Who should read this book? Realistic fiction readers who like a some drama and a hint of romance will enjoy this book. Despite my criticisms this book would be popular with anyone who has a difficult sibling relationship to work through. What sibling relationship isn’t at least a little difficult at times? It also really was a very well paced and plotted novel with some lovely descriptions. ...more

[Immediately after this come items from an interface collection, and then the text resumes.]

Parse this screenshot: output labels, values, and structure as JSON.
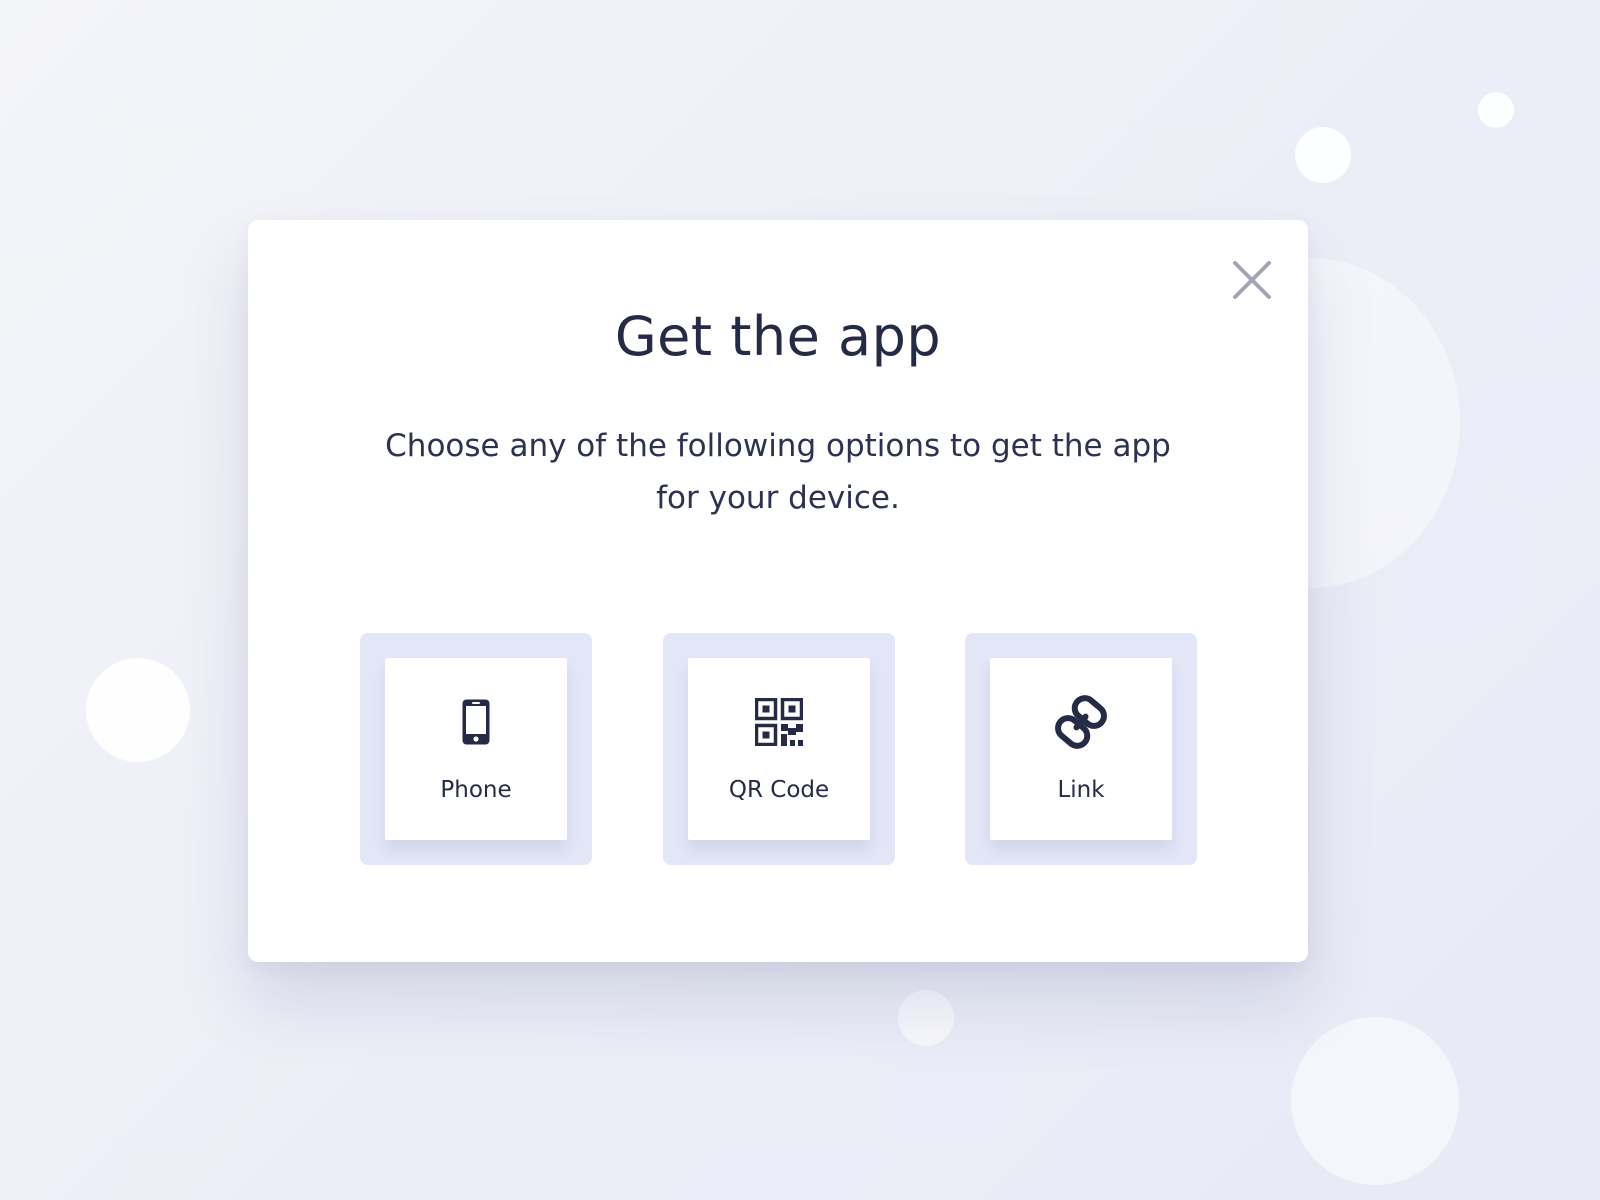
{
  "modal": {
    "title": "Get the app",
    "subtitle": "Choose any of the following options to get the app for your device.",
    "close_icon": "close-icon"
  },
  "options": [
    {
      "label": "Phone",
      "icon": "phone-icon"
    },
    {
      "label": "QR Code",
      "icon": "qr-code-icon"
    },
    {
      "label": "Link",
      "icon": "link-icon"
    }
  ],
  "colors": {
    "text": "#252b45",
    "option_frame": "#e2e6f7",
    "close_icon": "#a3a6b4",
    "background": "#eceef7"
  }
}
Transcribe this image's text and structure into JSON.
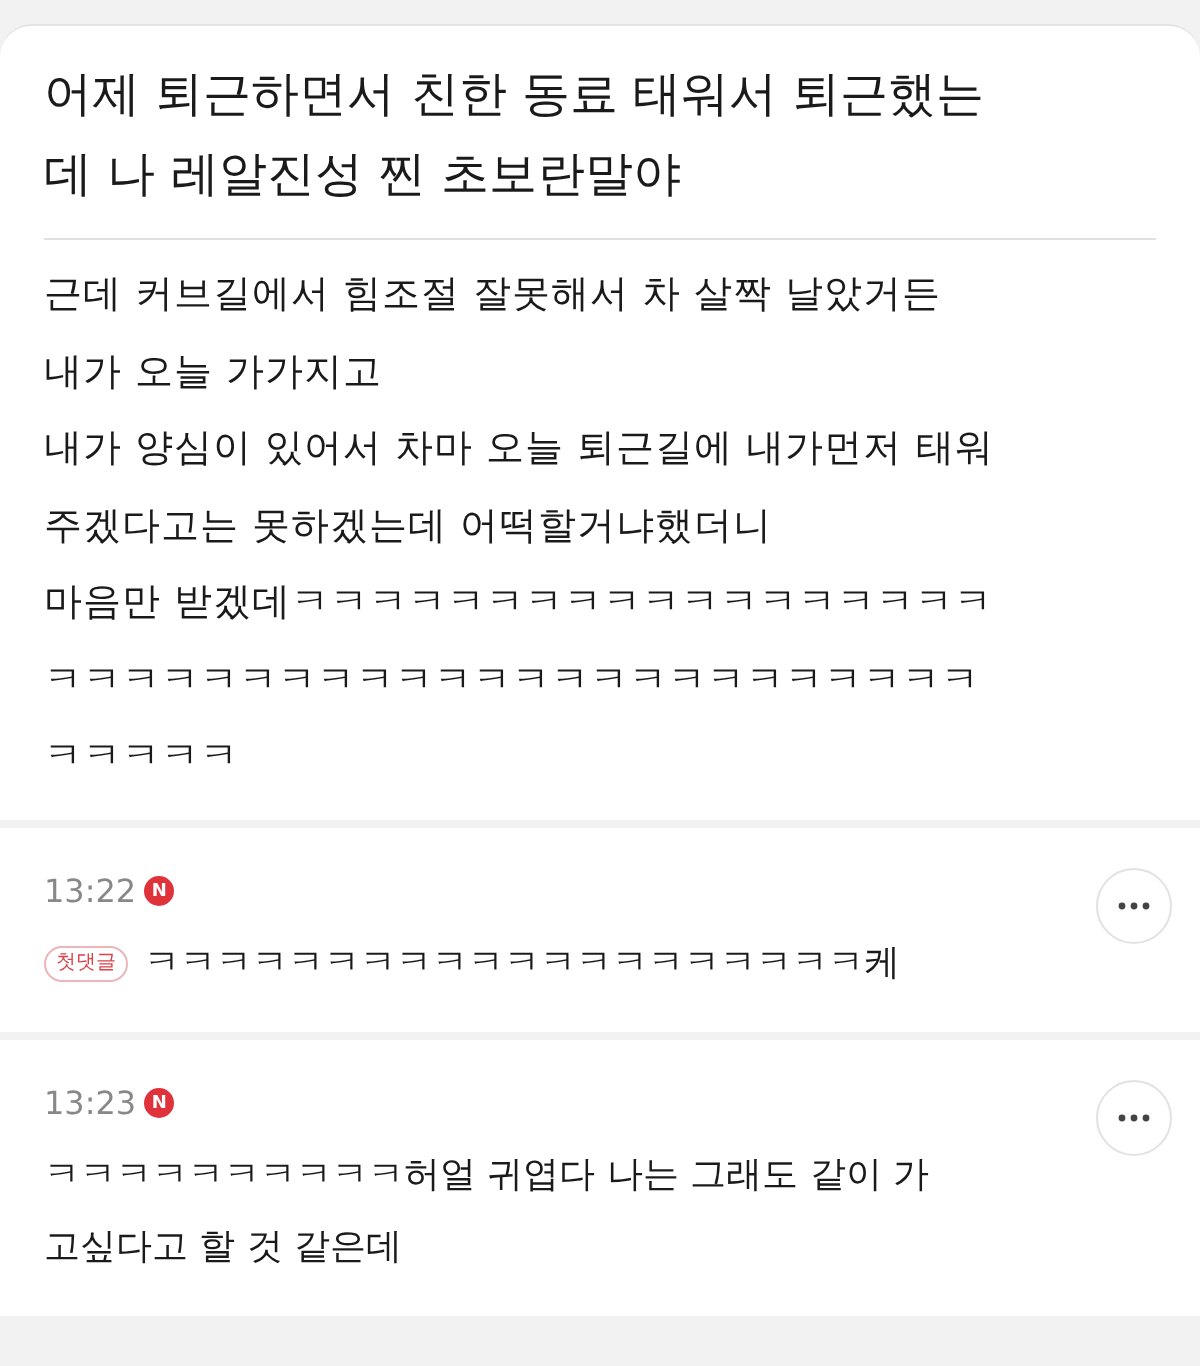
{
  "post": {
    "title_lines": [
      "어제 퇴근하면서 친한 동료 태워서 퇴근했는",
      "데 나 레알진성 찐 초보란말야"
    ],
    "body_lines": [
      "근데 커브길에서 힘조절 잘못해서 차 살짝 날았거든",
      "내가 오늘 가가지고",
      "내가 양심이 있어서 차마 오늘 퇴근길에 내가먼저 태워",
      "주겠다고는 못하겠는데 어떡할거냐했더니",
      "마음만 받겠데ㅋㅋㅋㅋㅋㅋㅋㅋㅋㅋㅋㅋㅋㅋㅋㅋㅋㅋ",
      "ㅋㅋㅋㅋㅋㅋㅋㅋㅋㅋㅋㅋㅋㅋㅋㅋㅋㅋㅋㅋㅋㅋㅋㅋ",
      "ㅋㅋㅋㅋㅋ"
    ]
  },
  "comments": [
    {
      "time": "13:22",
      "new_mark": "N",
      "badge": "첫댓글",
      "text_lines": [
        "ㅋㅋㅋㅋㅋㅋㅋㅋㅋㅋㅋㅋㅋㅋㅋㅋㅋㅋㅋㅋ케"
      ]
    },
    {
      "time": "13:23",
      "new_mark": "N",
      "text_lines": [
        "ㅋㅋㅋㅋㅋㅋㅋㅋㅋㅋ허얼 귀엽다 나는 그래도 같이 가",
        "고싶다고 할 것 같은데"
      ]
    }
  ]
}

Raina had just gotten braces on her teeth when a far more serious dental tragedy struck. After a Girl Scout meeting she tripped and fell. One of her fRaina had just gotten braces on her teeth when a far more serious dental tragedy struck. After a Girl Scout meeting she tripped and fell. One of her front teeth was knocked out completely, the other one was knocked far into her gums. The rest of the memoir reflects on Raina's experiences with corrective orthodontia (and other specializations that will give the average reader dental nightmares) as well as chronicling her puberty and growing up processes. Raina isn't always brave about what is happening to her mouth, but she's always relatable. In fact, the art, the story, the characters are all so relatable (to someone with a middle class background and decent health and dental insurance, anyway.) Though dental drama and orthodontia seem mundane, what they really are are the things that those of us who've experienced them don't just forget, but actively push to the corners of our memories. Bravo to Raina Telgemeier for being able to pull the experience out and use it to flesh out her coming of age story into something recognizable to every kid who ever had headgear or remembers what it felt like to have a guy reach into your mouth, tighten a wire, and make eating painful to impossible for the next several days. ...more